Records from a collection

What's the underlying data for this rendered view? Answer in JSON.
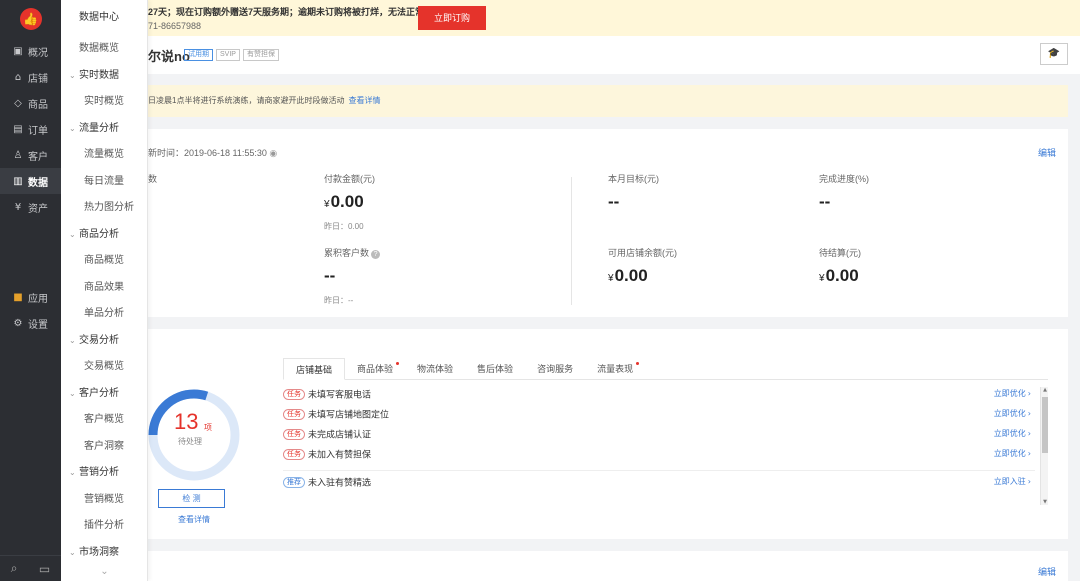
{
  "nav": {
    "items": [
      {
        "icon": "chat-icon",
        "glyph": "▣",
        "label": "概况",
        "active": true
      },
      {
        "icon": "store-icon",
        "glyph": "⌂",
        "label": "店铺"
      },
      {
        "icon": "tag-icon",
        "glyph": "◇",
        "label": "商品"
      },
      {
        "icon": "order-icon",
        "glyph": "▤",
        "label": "订单"
      },
      {
        "icon": "user-icon",
        "glyph": "♙",
        "label": "客户"
      },
      {
        "icon": "bar-chart-icon",
        "glyph": "▥",
        "label": "数据",
        "active": true
      },
      {
        "icon": "money-icon",
        "glyph": "¥",
        "label": "资产"
      },
      {
        "icon": "apps-icon",
        "glyph": "■",
        "label": "应用"
      },
      {
        "icon": "gear-icon",
        "glyph": "⚙",
        "label": "设置"
      }
    ]
  },
  "submenu": {
    "title": "数据中心",
    "overview": "数据概览",
    "groups": [
      {
        "label": "实时数据",
        "items": [
          "实时概览"
        ]
      },
      {
        "label": "流量分析",
        "items": [
          "流量概览",
          "每日流量",
          "热力图分析"
        ]
      },
      {
        "label": "商品分析",
        "items": [
          "商品概览",
          "商品效果",
          "单品分析"
        ]
      },
      {
        "label": "交易分析",
        "items": [
          "交易概览"
        ]
      },
      {
        "label": "客户分析",
        "items": [
          "客户概览",
          "客户洞察"
        ]
      },
      {
        "label": "营销分析",
        "items": [
          "营销概览",
          "插件分析"
        ]
      },
      {
        "label": "市场洞察",
        "items": []
      }
    ]
  },
  "banner": {
    "line1": "27天；现在订购额外赠送7天服务期；逾期未订购将被打烊，无法正常营业",
    "line2": "71-86657988",
    "button": "立即订购"
  },
  "shop": {
    "name": "尔说no",
    "tags": [
      "试用期",
      "SVIP",
      "有赞担保"
    ]
  },
  "notice": {
    "text": "日凌晨1点半将进行系统演练，请商家避开此时段做活动",
    "link": "查看详情"
  },
  "overview": {
    "updated": "新时间：2019-06-18 11:55:30",
    "edit": "编辑",
    "metrics": [
      {
        "label": "数",
        "value": "",
        "sub": ""
      },
      {
        "label": "付款金额(元)",
        "value": "0.00",
        "currency": "¥",
        "sub": "昨日：0.00"
      },
      {
        "label": "本月目标(元)",
        "value": "--",
        "sub": ""
      },
      {
        "label": "完成进度(%)",
        "value": "--",
        "sub": ""
      },
      {
        "label": "累积客户数",
        "value": "--",
        "sub": "昨日：--"
      },
      {
        "label": "可用店铺余额(元)",
        "value": "0.00",
        "currency": "¥",
        "sub": ""
      },
      {
        "label": "待结算(元)",
        "value": "0.00",
        "currency": "¥",
        "sub": ""
      }
    ]
  },
  "health": {
    "pending_count": "13",
    "pending_unit": "项",
    "pending_label": "待处理",
    "progress_fraction": 0.3,
    "check_button": "检 测",
    "view_details": "查看详情",
    "tabs": [
      {
        "label": "店铺基础",
        "active": true,
        "dot": false
      },
      {
        "label": "商品体验",
        "dot": true
      },
      {
        "label": "物流体验",
        "dot": false
      },
      {
        "label": "售后体验",
        "dot": false
      },
      {
        "label": "咨询服务",
        "dot": false
      },
      {
        "label": "流量表现",
        "dot": true
      }
    ],
    "tasks": [
      {
        "badge": "任务",
        "text": "未填写客服电话",
        "action": "立即优化"
      },
      {
        "badge": "任务",
        "text": "未填写店铺地图定位",
        "action": "立即优化"
      },
      {
        "badge": "任务",
        "text": "未完成店铺认证",
        "action": "立即优化"
      },
      {
        "badge": "任务",
        "text": "未加入有赞担保",
        "action": "立即优化"
      },
      {
        "badge": "推荐",
        "text": "未入驻有赞精选",
        "action": "立即入驻"
      }
    ]
  },
  "bottom_card": {
    "edit": "编辑"
  },
  "colors": {
    "accent": "#e5332b",
    "link": "#3a7ad5",
    "nav_bg": "#2c2e33"
  }
}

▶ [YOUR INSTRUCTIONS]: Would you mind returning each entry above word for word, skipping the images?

▶ [ANSWER TO THE EXERCISE]:
What's the underlying data for this rendered view? Answer in JSON.
{
  "nav": {
    "items": [
      {
        "icon": "chat-icon",
        "glyph": "▣",
        "label": "概况",
        "active": true
      },
      {
        "icon": "store-icon",
        "glyph": "⌂",
        "label": "店铺"
      },
      {
        "icon": "tag-icon",
        "glyph": "◇",
        "label": "商品"
      },
      {
        "icon": "order-icon",
        "glyph": "▤",
        "label": "订单"
      },
      {
        "icon": "user-icon",
        "glyph": "♙",
        "label": "客户"
      },
      {
        "icon": "bar-chart-icon",
        "glyph": "▥",
        "label": "数据",
        "active": true
      },
      {
        "icon": "money-icon",
        "glyph": "¥",
        "label": "资产"
      },
      {
        "icon": "apps-icon",
        "glyph": "■",
        "label": "应用"
      },
      {
        "icon": "gear-icon",
        "glyph": "⚙",
        "label": "设置"
      }
    ]
  },
  "submenu": {
    "title": "数据中心",
    "overview": "数据概览",
    "groups": [
      {
        "label": "实时数据",
        "items": [
          "实时概览"
        ]
      },
      {
        "label": "流量分析",
        "items": [
          "流量概览",
          "每日流量",
          "热力图分析"
        ]
      },
      {
        "label": "商品分析",
        "items": [
          "商品概览",
          "商品效果",
          "单品分析"
        ]
      },
      {
        "label": "交易分析",
        "items": [
          "交易概览"
        ]
      },
      {
        "label": "客户分析",
        "items": [
          "客户概览",
          "客户洞察"
        ]
      },
      {
        "label": "营销分析",
        "items": [
          "营销概览",
          "插件分析"
        ]
      },
      {
        "label": "市场洞察",
        "items": []
      }
    ]
  },
  "banner": {
    "line1": "27天；现在订购额外赠送7天服务期；逾期未订购将被打烊，无法正常营业",
    "line2": "71-86657988",
    "button": "立即订购"
  },
  "shop": {
    "name": "尔说no",
    "tags": [
      "试用期",
      "SVIP",
      "有赞担保"
    ]
  },
  "notice": {
    "text": "日凌晨1点半将进行系统演练，请商家避开此时段做活动",
    "link": "查看详情"
  },
  "overview": {
    "updated": "新时间：2019-06-18 11:55:30",
    "edit": "编辑",
    "metrics": [
      {
        "label": "数",
        "value": "",
        "sub": ""
      },
      {
        "label": "付款金额(元)",
        "value": "0.00",
        "currency": "¥",
        "sub": "昨日：0.00"
      },
      {
        "label": "本月目标(元)",
        "value": "--",
        "sub": ""
      },
      {
        "label": "完成进度(%)",
        "value": "--",
        "sub": ""
      },
      {
        "label": "累积客户数",
        "value": "--",
        "sub": "昨日：--"
      },
      {
        "label": "可用店铺余额(元)",
        "value": "0.00",
        "currency": "¥",
        "sub": ""
      },
      {
        "label": "待结算(元)",
        "value": "0.00",
        "currency": "¥",
        "sub": ""
      }
    ]
  },
  "health": {
    "pending_count": "13",
    "pending_unit": "项",
    "pending_label": "待处理",
    "progress_fraction": 0.3,
    "check_button": "检 测",
    "view_details": "查看详情",
    "tabs": [
      {
        "label": "店铺基础",
        "active": true,
        "dot": false
      },
      {
        "label": "商品体验",
        "dot": true
      },
      {
        "label": "物流体验",
        "dot": false
      },
      {
        "label": "售后体验",
        "dot": false
      },
      {
        "label": "咨询服务",
        "dot": false
      },
      {
        "label": "流量表现",
        "dot": true
      }
    ],
    "tasks": [
      {
        "badge": "任务",
        "text": "未填写客服电话",
        "action": "立即优化"
      },
      {
        "badge": "任务",
        "text": "未填写店铺地图定位",
        "action": "立即优化"
      },
      {
        "badge": "任务",
        "text": "未完成店铺认证",
        "action": "立即优化"
      },
      {
        "badge": "任务",
        "text": "未加入有赞担保",
        "action": "立即优化"
      },
      {
        "badge": "推荐",
        "text": "未入驻有赞精选",
        "action": "立即入驻"
      }
    ]
  },
  "bottom_card": {
    "edit": "编辑"
  },
  "colors": {
    "accent": "#e5332b",
    "link": "#3a7ad5",
    "nav_bg": "#2c2e33"
  }
}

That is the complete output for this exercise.